That’s for everyone else. [Laughs.] I’d be tempted, but I don’t know that I’m that gamine a girl. I think it might be a bit much, but I might take off a good five-inch chunk.
What have you been watching while you’ve been at home?
Well, I confess: I watched Tiger King. [Laughs heartily.] Very recently, with my jaw somewhere on my chest. I was very wrapped up in My Brilliant Friend; I think the show that I found really wonderful and that I really enjoyed was My Brilliant Friend. It was a beautifully made miniseries and I hope it comes back. And I’ve enjoyed documentaries, but I’ve found myself resorting to reality shows and stuff. Those English shows are quite entertaining. I watched The Big Flower Fight, where people make great creatures out of flowers.
Did you watch the Emmys? Have you been tuning in to any virtual events?
I watched part of it. I had my family over and I was feeding them spaghetti, so it was a bit of an interrupted evening. But I have to say, I take partial responsibility for [the success of] Schitt’s Creek. I think I was the first person to fall in love with that show and tell everyone to watch it. Somehow I felt like one of the people who’d invented it, which of course is ridiculous. I’m crazy about Catherine O’Hara‘s work in it, and the Levys are great. It was a real tour de force that sort of came out of nowhere, and then it developed into this huge, wonderful thing.
In general, how do you think the industry is handling trying to stay afloat?
I think brilliantly, given the fact that we’ve been so compromised by this pandemic. There were so many obstacles to overcome. I think it’s been amazing how inventive television has been and how resilient people are. And good for everybody. If dialing back is what we have to do and it helps us along, so much the better. I hope that we learn from it.
Do you know when you’ll next be on set?
I’ve been asked to do a few things, and I’ll be there when things start up. But I think we have to be really careful about not rushing into it. I know everyone’s impatient, but I think we have to take our time and be sensible. That’s no. 1—safety first.
Are you eager to get back?
I do miss being on set to a degree, but you know, vacations are nice too. As much as I love my work, it can be very stressful and demanding. There’s something quite liberating about not being under that particular pressure all the time. I definitely don’t really miss the stress part.

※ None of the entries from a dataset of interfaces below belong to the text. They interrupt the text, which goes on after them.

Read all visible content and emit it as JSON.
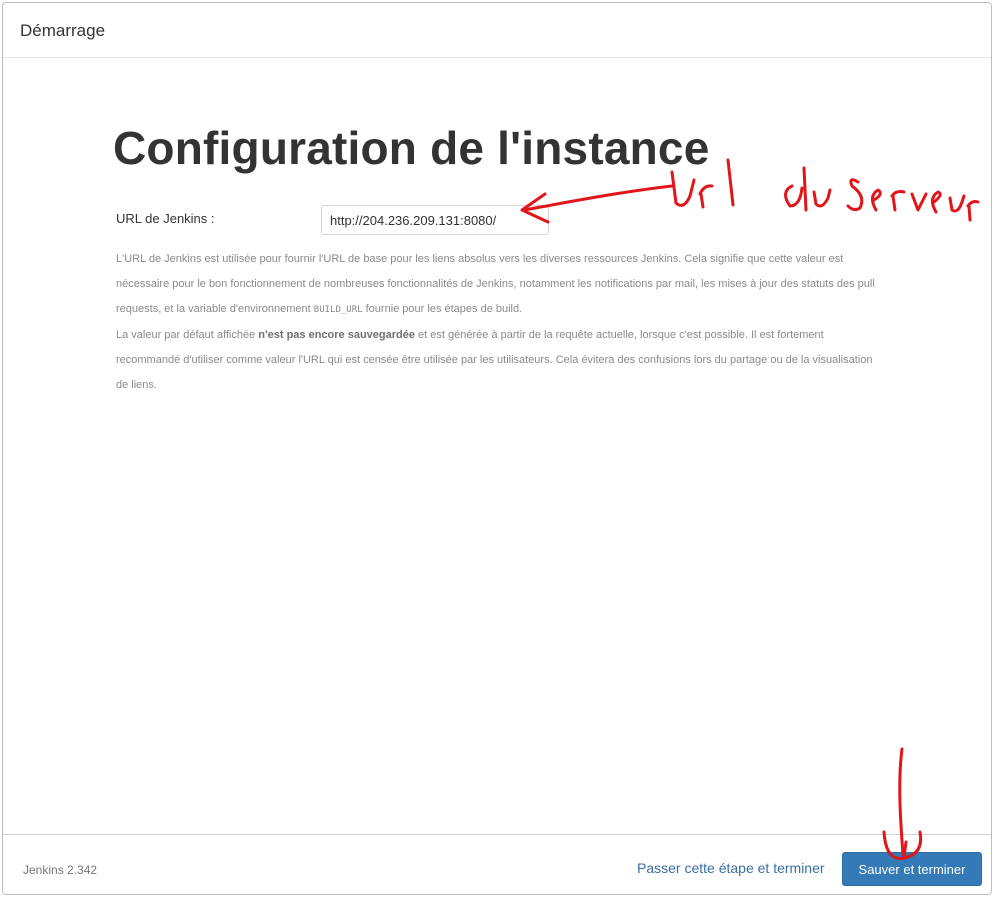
{
  "header": {
    "title": "Démarrage"
  },
  "main": {
    "page_title": "Configuration de l'instance",
    "url_label": "URL de Jenkins :",
    "url_value": "http://204.236.209.131:8080/",
    "help": {
      "p1_a": "L'URL de Jenkins est utilisée pour fournir l'URL de base pour les liens absolus vers les diverses ressources Jenkins. Cela signifie que cette valeur est nécessaire pour le bon fonctionnement de nombreuses fonctionnalités de Jenkins, notamment les notifications par mail, les mises à jour des statuts des pull requests, et la variable d'environnement ",
      "p1_code": "BUILD_URL",
      "p1_b": " fournie pour les étapes de build.",
      "p2_a": "La valeur par défaut affichée ",
      "p2_bold": "n'est pas encore sauvegardée",
      "p2_b": " et est générée à partir de la requête actuelle, lorsque c'est possible. Il est fortement recommandé d'utiliser comme valeur l'URL qui est censée être utilisée par les utilisateurs. Cela évitera des confusions lors du partage ou de la visualisation de liens."
    }
  },
  "footer": {
    "version": "Jenkins 2.342",
    "skip_label": "Passer cette étape et terminer",
    "save_label": "Sauver et terminer"
  },
  "annotations": {
    "handwritten_note": "Url du Serveur",
    "ink_color": "#e0161b"
  },
  "colors": {
    "primary_button": "#337ab7",
    "link": "#3a6ea5",
    "title_text": "#333333",
    "help_text": "#8a8a8a"
  }
}
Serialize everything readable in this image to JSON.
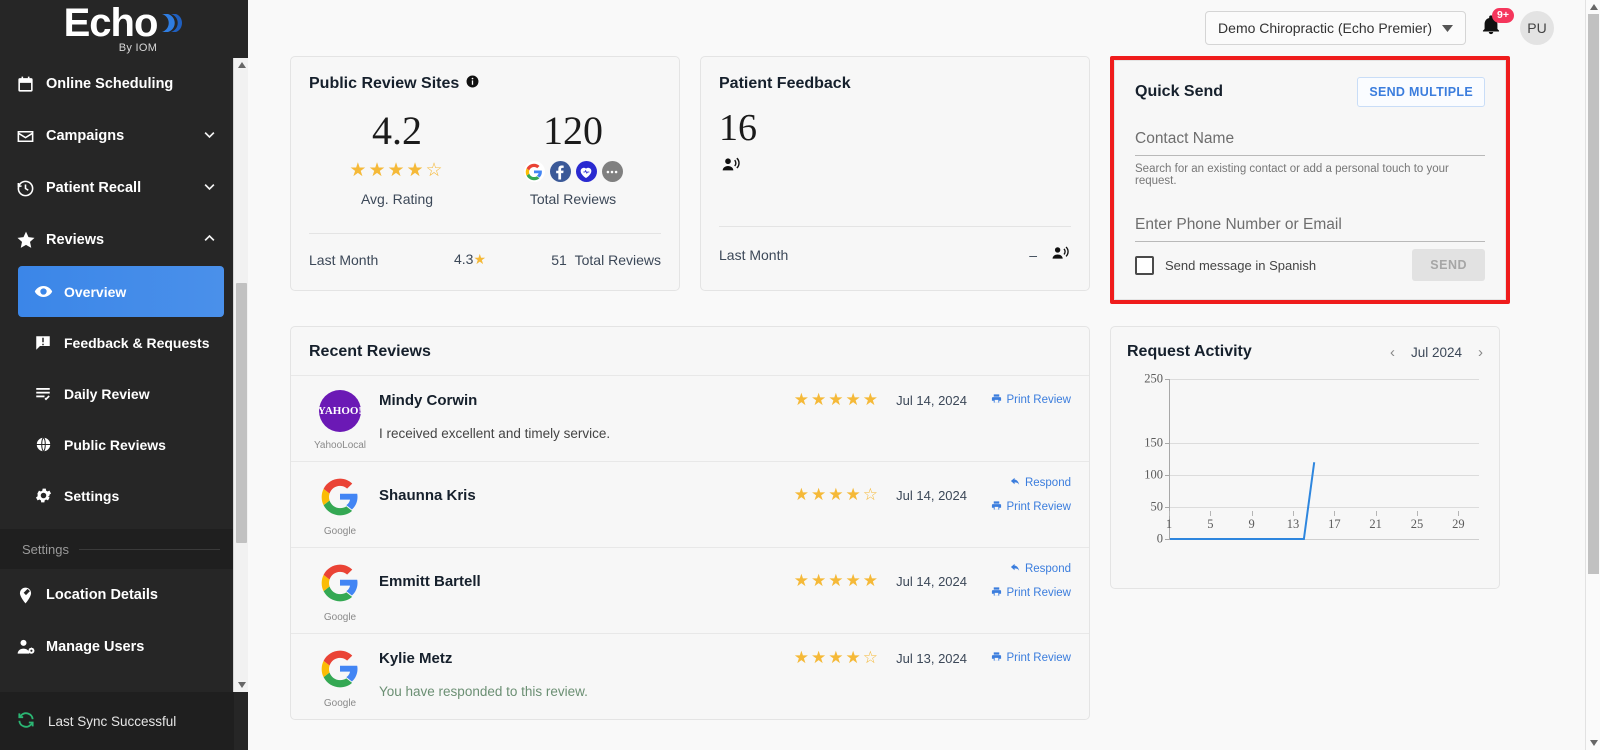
{
  "brand": {
    "name": "Echo",
    "tagline": "By IOM",
    "accent": "#2f7de1"
  },
  "sidebar": {
    "items": [
      {
        "label": "Online Scheduling",
        "icon": "calendar-icon",
        "chevron": ""
      },
      {
        "label": "Campaigns",
        "icon": "mail-icon",
        "chevron": "∨"
      },
      {
        "label": "Patient Recall",
        "icon": "history-icon",
        "chevron": "∨"
      },
      {
        "label": "Reviews",
        "icon": "star-icon",
        "chevron": "∧"
      }
    ],
    "sub_items": [
      {
        "label": "Overview",
        "icon": "eye-icon",
        "active": true
      },
      {
        "label": "Feedback & Requests",
        "icon": "feedback-icon",
        "active": false
      },
      {
        "label": "Daily Review",
        "icon": "list-check-icon",
        "active": false
      },
      {
        "label": "Public Reviews",
        "icon": "globe-icon",
        "active": false
      },
      {
        "label": "Settings",
        "icon": "gear-icon",
        "active": false
      }
    ],
    "section_label": "Settings",
    "settings_items": [
      {
        "label": "Location Details",
        "icon": "location-edit-icon"
      },
      {
        "label": "Manage Users",
        "icon": "manage-users-icon"
      }
    ],
    "sync_status": "Last Sync Successful",
    "sync_icon": "sync-icon"
  },
  "topbar": {
    "location": "Demo Chiropractic (Echo Premier)",
    "notification_count": "9+",
    "avatar_initials": "PU"
  },
  "public_review_sites": {
    "title": "Public Review Sites",
    "info_icon": "info-icon",
    "avg_rating": "4.2",
    "avg_rating_caption": "Avg. Rating",
    "stars_filled": 4,
    "total_reviews": "120",
    "total_reviews_caption": "Total Reviews",
    "sites": [
      "google-icon",
      "facebook-icon",
      "vitals-icon",
      "more-icon"
    ],
    "last_month_label": "Last Month",
    "last_month_rating": "4.3",
    "last_month_total": "51",
    "last_month_total_label": "Total Reviews"
  },
  "patient_feedback": {
    "title": "Patient Feedback",
    "count": "16",
    "count_icon": "person-speaking-icon",
    "last_month_label": "Last Month",
    "last_month_value": "–",
    "last_month_icon": "person-speaking-icon"
  },
  "quick_send": {
    "title": "Quick Send",
    "send_multiple_label": "SEND MULTIPLE",
    "contact_name_placeholder": "Contact Name",
    "contact_name_value": "",
    "help_text": "Search for an existing contact or add a personal touch to your request.",
    "phone_placeholder": "Enter Phone Number or Email",
    "phone_value": "",
    "spanish_label": "Send message in Spanish",
    "spanish_checked": false,
    "send_label": "SEND",
    "highlight_color": "#ef1c1c"
  },
  "recent_reviews": {
    "title": "Recent Reviews",
    "items": [
      {
        "name": "Mindy Corwin",
        "source": "YahooLocal",
        "source_icon": "yahoo-icon",
        "stars": 5,
        "date": "Jul 14, 2024",
        "actions": [
          {
            "label": "Print Review",
            "icon": "print-icon"
          }
        ],
        "text": "I received excellent and timely service.",
        "responded": false
      },
      {
        "name": "Shaunna Kris",
        "source": "Google",
        "source_icon": "google-icon",
        "stars": 4,
        "date": "Jul 14, 2024",
        "actions": [
          {
            "label": "Respond",
            "icon": "reply-icon"
          },
          {
            "label": "Print Review",
            "icon": "print-icon"
          }
        ],
        "text": "",
        "responded": false
      },
      {
        "name": "Emmitt Bartell",
        "source": "Google",
        "source_icon": "google-icon",
        "stars": 5,
        "date": "Jul 14, 2024",
        "actions": [
          {
            "label": "Respond",
            "icon": "reply-icon"
          },
          {
            "label": "Print Review",
            "icon": "print-icon"
          }
        ],
        "text": "",
        "responded": false
      },
      {
        "name": "Kylie Metz",
        "source": "Google",
        "source_icon": "google-icon",
        "stars": 4,
        "date": "Jul 13, 2024",
        "actions": [
          {
            "label": "Print Review",
            "icon": "print-icon"
          }
        ],
        "text": "You have responded to this review.",
        "responded": true
      }
    ]
  },
  "request_activity": {
    "title": "Request Activity",
    "period": "Jul 2024",
    "prev_icon": "chevron-left-icon",
    "next_icon": "chevron-right-icon"
  },
  "chart_data": {
    "type": "line",
    "title": "Request Activity",
    "xlabel": "",
    "ylabel": "",
    "xlim": [
      1,
      31
    ],
    "ylim": [
      0,
      250
    ],
    "yticks": [
      0,
      50,
      100,
      150,
      250
    ],
    "ytick_labels": [
      "0",
      "50",
      "100",
      "150",
      "250"
    ],
    "xticks": [
      1,
      5,
      9,
      13,
      17,
      21,
      25,
      29
    ],
    "xtick_labels": [
      "1",
      "5",
      "9",
      "13",
      "17",
      "21",
      "25",
      "29"
    ],
    "grid": true,
    "legend": "none",
    "line_color": "#2e86de",
    "series": [
      {
        "name": "Requests",
        "x": [
          1,
          2,
          3,
          4,
          5,
          6,
          7,
          8,
          9,
          10,
          11,
          12,
          13,
          14,
          15,
          16,
          17,
          18,
          19,
          20,
          21,
          22,
          23,
          24,
          25,
          26,
          27,
          28,
          29,
          30,
          31
        ],
        "values": [
          0,
          0,
          0,
          0,
          0,
          0,
          0,
          0,
          0,
          0,
          0,
          0,
          0,
          0,
          120,
          null,
          null,
          null,
          null,
          null,
          null,
          null,
          null,
          null,
          null,
          null,
          null,
          null,
          null,
          null,
          null
        ]
      }
    ]
  }
}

You mentioned doing voiceovers, and I know you narrate The French Dispatch. Were you on set for that?
No, I wasn’t on set. With Wes, it’s always an adventure. I’m sure it’s going to be great.